YOUR GOAL
Write out all the entries below without any change.

(INPUT DATA Opens)

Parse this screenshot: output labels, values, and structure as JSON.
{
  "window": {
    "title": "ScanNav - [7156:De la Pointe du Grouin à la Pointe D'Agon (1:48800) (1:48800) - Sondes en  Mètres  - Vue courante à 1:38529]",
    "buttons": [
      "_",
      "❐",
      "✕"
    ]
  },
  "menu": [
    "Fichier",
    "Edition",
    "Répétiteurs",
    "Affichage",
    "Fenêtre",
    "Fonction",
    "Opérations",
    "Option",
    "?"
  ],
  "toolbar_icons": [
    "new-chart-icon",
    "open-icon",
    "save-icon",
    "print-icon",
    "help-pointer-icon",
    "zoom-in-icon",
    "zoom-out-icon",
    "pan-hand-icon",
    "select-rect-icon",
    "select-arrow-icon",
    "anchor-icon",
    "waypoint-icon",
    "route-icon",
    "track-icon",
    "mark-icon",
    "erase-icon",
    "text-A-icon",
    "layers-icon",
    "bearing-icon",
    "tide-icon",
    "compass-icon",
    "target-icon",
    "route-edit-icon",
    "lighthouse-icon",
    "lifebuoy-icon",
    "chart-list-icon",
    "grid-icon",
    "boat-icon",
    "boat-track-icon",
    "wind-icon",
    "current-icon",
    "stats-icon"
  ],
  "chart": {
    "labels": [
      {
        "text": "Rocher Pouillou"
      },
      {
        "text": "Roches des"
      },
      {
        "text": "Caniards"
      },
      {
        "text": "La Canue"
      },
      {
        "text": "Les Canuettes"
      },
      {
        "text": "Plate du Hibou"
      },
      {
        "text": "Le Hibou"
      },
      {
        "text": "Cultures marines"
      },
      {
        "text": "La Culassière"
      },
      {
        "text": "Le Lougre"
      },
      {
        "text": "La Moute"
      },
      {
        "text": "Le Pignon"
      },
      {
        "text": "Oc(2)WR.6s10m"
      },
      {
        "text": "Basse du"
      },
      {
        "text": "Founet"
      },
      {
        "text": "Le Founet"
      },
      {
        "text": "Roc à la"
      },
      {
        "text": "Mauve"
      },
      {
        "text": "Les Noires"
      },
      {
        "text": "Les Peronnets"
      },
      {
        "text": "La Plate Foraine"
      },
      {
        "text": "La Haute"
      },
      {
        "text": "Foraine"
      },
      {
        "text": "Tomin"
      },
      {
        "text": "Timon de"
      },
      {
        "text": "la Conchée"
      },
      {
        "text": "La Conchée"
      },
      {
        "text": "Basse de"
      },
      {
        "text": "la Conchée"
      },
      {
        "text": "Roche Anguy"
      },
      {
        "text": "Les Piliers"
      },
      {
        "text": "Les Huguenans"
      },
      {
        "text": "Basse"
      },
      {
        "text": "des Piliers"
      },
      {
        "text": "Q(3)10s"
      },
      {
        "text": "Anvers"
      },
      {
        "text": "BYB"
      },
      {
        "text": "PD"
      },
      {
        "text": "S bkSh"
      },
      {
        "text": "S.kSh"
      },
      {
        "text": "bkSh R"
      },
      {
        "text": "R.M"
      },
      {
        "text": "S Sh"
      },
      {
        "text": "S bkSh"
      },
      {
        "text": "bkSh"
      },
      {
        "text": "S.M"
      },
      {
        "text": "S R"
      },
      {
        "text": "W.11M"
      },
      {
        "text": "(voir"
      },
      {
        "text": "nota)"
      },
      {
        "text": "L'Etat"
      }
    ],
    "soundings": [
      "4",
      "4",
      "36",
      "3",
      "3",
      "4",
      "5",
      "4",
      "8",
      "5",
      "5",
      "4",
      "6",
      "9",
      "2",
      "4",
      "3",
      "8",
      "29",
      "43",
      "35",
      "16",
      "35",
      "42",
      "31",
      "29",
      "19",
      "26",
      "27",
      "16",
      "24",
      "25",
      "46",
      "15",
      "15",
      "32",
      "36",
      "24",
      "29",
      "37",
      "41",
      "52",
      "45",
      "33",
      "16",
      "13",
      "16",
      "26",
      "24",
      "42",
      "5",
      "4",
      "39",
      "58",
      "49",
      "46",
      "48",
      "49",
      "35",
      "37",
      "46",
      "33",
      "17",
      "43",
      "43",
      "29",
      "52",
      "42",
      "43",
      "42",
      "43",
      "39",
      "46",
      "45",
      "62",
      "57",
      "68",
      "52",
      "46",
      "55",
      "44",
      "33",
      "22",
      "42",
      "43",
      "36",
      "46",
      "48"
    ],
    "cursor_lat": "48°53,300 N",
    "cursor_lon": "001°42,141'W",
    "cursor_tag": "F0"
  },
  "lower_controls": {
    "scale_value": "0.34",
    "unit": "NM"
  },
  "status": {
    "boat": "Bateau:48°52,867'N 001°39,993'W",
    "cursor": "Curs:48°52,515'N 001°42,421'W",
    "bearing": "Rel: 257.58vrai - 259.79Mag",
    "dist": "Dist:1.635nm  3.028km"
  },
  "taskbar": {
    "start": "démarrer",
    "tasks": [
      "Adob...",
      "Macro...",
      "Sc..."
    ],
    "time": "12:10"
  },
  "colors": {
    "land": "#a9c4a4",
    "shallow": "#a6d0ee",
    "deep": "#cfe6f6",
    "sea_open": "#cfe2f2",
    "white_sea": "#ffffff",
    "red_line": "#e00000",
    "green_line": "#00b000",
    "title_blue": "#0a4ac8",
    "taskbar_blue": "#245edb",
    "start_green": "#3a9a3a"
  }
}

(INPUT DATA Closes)

SOLVED EXERCISE
Parse this screenshot: output labels, values, and structure as JSON.
{
  "window": {
    "title": "ScanNav - [7156:De la Pointe du Grouin à la Pointe D'Agon (1:48800) (1:48800) - Sondes en  Mètres  - Vue courante à 1:38529]",
    "buttons": [
      "_",
      "❐",
      "✕"
    ]
  },
  "menu": [
    "Fichier",
    "Edition",
    "Répétiteurs",
    "Affichage",
    "Fenêtre",
    "Fonction",
    "Opérations",
    "Option",
    "?"
  ],
  "toolbar_icons": [
    "new-chart-icon",
    "open-icon",
    "save-icon",
    "print-icon",
    "help-pointer-icon",
    "zoom-in-icon",
    "zoom-out-icon",
    "pan-hand-icon",
    "select-rect-icon",
    "select-arrow-icon",
    "anchor-icon",
    "waypoint-icon",
    "route-icon",
    "track-icon",
    "mark-icon",
    "erase-icon",
    "text-A-icon",
    "layers-icon",
    "bearing-icon",
    "tide-icon",
    "compass-icon",
    "target-icon",
    "route-edit-icon",
    "lighthouse-icon",
    "lifebuoy-icon",
    "chart-list-icon",
    "grid-icon",
    "boat-icon",
    "boat-track-icon",
    "wind-icon",
    "current-icon",
    "stats-icon"
  ],
  "chart": {
    "labels": [
      {
        "text": "Rocher Pouillou"
      },
      {
        "text": "Roches des"
      },
      {
        "text": "Caniards"
      },
      {
        "text": "La Canue"
      },
      {
        "text": "Les Canuettes"
      },
      {
        "text": "Plate du Hibou"
      },
      {
        "text": "Le Hibou"
      },
      {
        "text": "Cultures marines"
      },
      {
        "text": "La Culassière"
      },
      {
        "text": "Le Lougre"
      },
      {
        "text": "La Moute"
      },
      {
        "text": "Le Pignon"
      },
      {
        "text": "Oc(2)WR.6s10m"
      },
      {
        "text": "Basse du"
      },
      {
        "text": "Founet"
      },
      {
        "text": "Le Founet"
      },
      {
        "text": "Roc à la"
      },
      {
        "text": "Mauve"
      },
      {
        "text": "Les Noires"
      },
      {
        "text": "Les Peronnets"
      },
      {
        "text": "La Plate Foraine"
      },
      {
        "text": "La Haute"
      },
      {
        "text": "Foraine"
      },
      {
        "text": "Tomin"
      },
      {
        "text": "Timon de"
      },
      {
        "text": "la Conchée"
      },
      {
        "text": "La Conchée"
      },
      {
        "text": "Basse de"
      },
      {
        "text": "la Conchée"
      },
      {
        "text": "Roche Anguy"
      },
      {
        "text": "Les Piliers"
      },
      {
        "text": "Les Huguenans"
      },
      {
        "text": "Basse"
      },
      {
        "text": "des Piliers"
      },
      {
        "text": "Q(3)10s"
      },
      {
        "text": "Anvers"
      },
      {
        "text": "BYB"
      },
      {
        "text": "PD"
      },
      {
        "text": "S bkSh"
      },
      {
        "text": "S.kSh"
      },
      {
        "text": "bkSh R"
      },
      {
        "text": "R.M"
      },
      {
        "text": "S Sh"
      },
      {
        "text": "S bkSh"
      },
      {
        "text": "bkSh"
      },
      {
        "text": "S.M"
      },
      {
        "text": "S R"
      },
      {
        "text": "W.11M"
      },
      {
        "text": "(voir"
      },
      {
        "text": "nota)"
      },
      {
        "text": "L'Etat"
      }
    ],
    "soundings": [
      "4",
      "4",
      "36",
      "3",
      "3",
      "4",
      "5",
      "4",
      "8",
      "5",
      "5",
      "4",
      "6",
      "9",
      "2",
      "4",
      "3",
      "8",
      "29",
      "43",
      "35",
      "16",
      "35",
      "42",
      "31",
      "29",
      "19",
      "26",
      "27",
      "16",
      "24",
      "25",
      "46",
      "15",
      "15",
      "32",
      "36",
      "24",
      "29",
      "37",
      "41",
      "52",
      "45",
      "33",
      "16",
      "13",
      "16",
      "26",
      "24",
      "42",
      "5",
      "4",
      "39",
      "58",
      "49",
      "46",
      "48",
      "49",
      "35",
      "37",
      "46",
      "33",
      "17",
      "43",
      "43",
      "29",
      "52",
      "42",
      "43",
      "42",
      "43",
      "39",
      "46",
      "45",
      "62",
      "57",
      "68",
      "52",
      "46",
      "55",
      "44",
      "33",
      "22",
      "42",
      "43",
      "36",
      "46",
      "48"
    ],
    "cursor_lat": "48°53,300 N",
    "cursor_lon": "001°42,141'W",
    "cursor_tag": "F0"
  },
  "lower_controls": {
    "scale_value": "0.34",
    "unit": "NM"
  },
  "status": {
    "boat": "Bateau:48°52,867'N 001°39,993'W",
    "cursor": "Curs:48°52,515'N 001°42,421'W",
    "bearing": "Rel: 257.58vrai - 259.79Mag",
    "dist": "Dist:1.635nm  3.028km"
  },
  "taskbar": {
    "start": "démarrer",
    "tasks": [
      "Adob...",
      "Macro...",
      "Sc..."
    ],
    "time": "12:10"
  },
  "colors": {
    "land": "#a9c4a4",
    "shallow": "#a6d0ee",
    "deep": "#cfe6f6",
    "sea_open": "#cfe2f2",
    "white_sea": "#ffffff",
    "red_line": "#e00000",
    "green_line": "#00b000",
    "title_blue": "#0a4ac8",
    "taskbar_blue": "#245edb",
    "start_green": "#3a9a3a"
  }
}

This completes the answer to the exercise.